The Spanish Pyrenees are a paradise for wildflower lovers. If you’ve ever visited the area in the summer, you’ll surely agree. One doesn’t have to go far from civilization to find them, but the greatest bounty is definitely available to those who venture out into the mountains to walk, hike or climb–(mountain biking isn’t an appropriate mode of travel to observe flowers since you’re usually going too fast)!
As a wildflower viewing destination, the area is well-known worldwide. Japan’s Junko Tabei, the first woman to summit Mt. Everest and a lover of wildflowers who has travelled the world’s great mountain ranges, says that she had never seen anything like the rich variety and abundance of flowers as on her visit to the Spanish Pyrenees. Many species are unique and such is the variety (with around 160 endemic species) that the Pyrenees are often referred to as the Flower Garden of Europe. Of all the areas within the range, the Central Pyrenees are where the greatest variety is to be found.
In late May and early June as the snow recedes, elegant pink snowbells and pyrenean buttercups are some of the first to emerge. Swathes of wild daffodils dotted with blue gentians, cowslips, oxslips, burnt tip orchids and carpets of pink and yellow elder-flower orchids. The bright yellows of marsh marigolds and globeflowers can be seen near mountain streams, along with purple large-flowered butterworts, delicate pink birds-eye primroses and a incredible array of moisture loving orchids. In open areas, one can see the feathery Pyrenean asphodel, along with impressive St Bruno, St Bernard and martagon lillies in shadier spots.

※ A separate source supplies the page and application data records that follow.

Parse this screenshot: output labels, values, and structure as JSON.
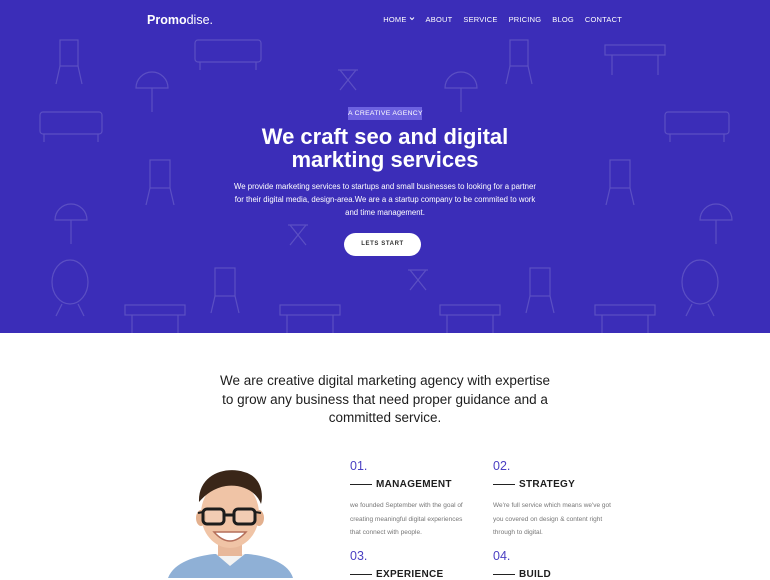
{
  "brand": {
    "bold": "Promo",
    "light": "dise."
  },
  "nav": [
    {
      "label": "HOME",
      "has_dropdown": true
    },
    {
      "label": "ABOUT"
    },
    {
      "label": "SERVICE"
    },
    {
      "label": "PRICING"
    },
    {
      "label": "BLOG"
    },
    {
      "label": "CONTACT"
    }
  ],
  "hero": {
    "badge": "A CREATIVE AGENCY",
    "title_line1": "We craft seo and digital",
    "title_line2": "markting services",
    "desc_line1": "We provide marketing services to startups and small businesses to looking for a partner",
    "desc_line2": "for their digital media, design-area.We are a a startup company to be commited to work",
    "desc_line3": "and time management.",
    "cta": "LETS START",
    "bg_color": "#3b2db8"
  },
  "intro": {
    "line1": "We are creative digital marketing agency with expertise",
    "line2": "to grow any business that need proper guidance and a",
    "line3": "committed service."
  },
  "features": [
    {
      "num": "01.",
      "title": "MANAGEMENT",
      "desc": [
        "we founded September with the goal of",
        "creating meaningful digital experiences",
        "that connect with people."
      ]
    },
    {
      "num": "02.",
      "title": "STRATEGY",
      "desc": [
        "We're full service which means we've got",
        "you covered on design & content right",
        "through to digital."
      ]
    },
    {
      "num": "03.",
      "title": "EXPERIENCE",
      "desc": []
    },
    {
      "num": "04.",
      "title": "BUILD",
      "desc": []
    }
  ],
  "colors": {
    "accent": "#4a3fc2",
    "badge": "#6d62e0"
  }
}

Two endemics especially worthy of note are the Ramonda, often in shady crevices; and, the striking Saxifraga longifolia in the limestone rocks and crags both of which are unique to the Pyrenees. In June the rare Lady’s Slipper flowers in certain valleys.
By July two more uniquely Pyrenean species emerge in meadows all over the range: the intense blue flowers and prickly silver leaves of the Pyrenean Blue Thistle and the large, elegant and purple Pyrenean Iris. Great yellow gentians and false helleborines come into flower. Delicate spring squills, cross gentians, dark red helleborine and Edelweiss continue to be present throughout this month.
Even as late as August and September, some flowers are still appearing for the first time such as the prominent blue and yellow monkshoods, the deep purple cups of the autumn crocus, and the stemless Carline Thistle.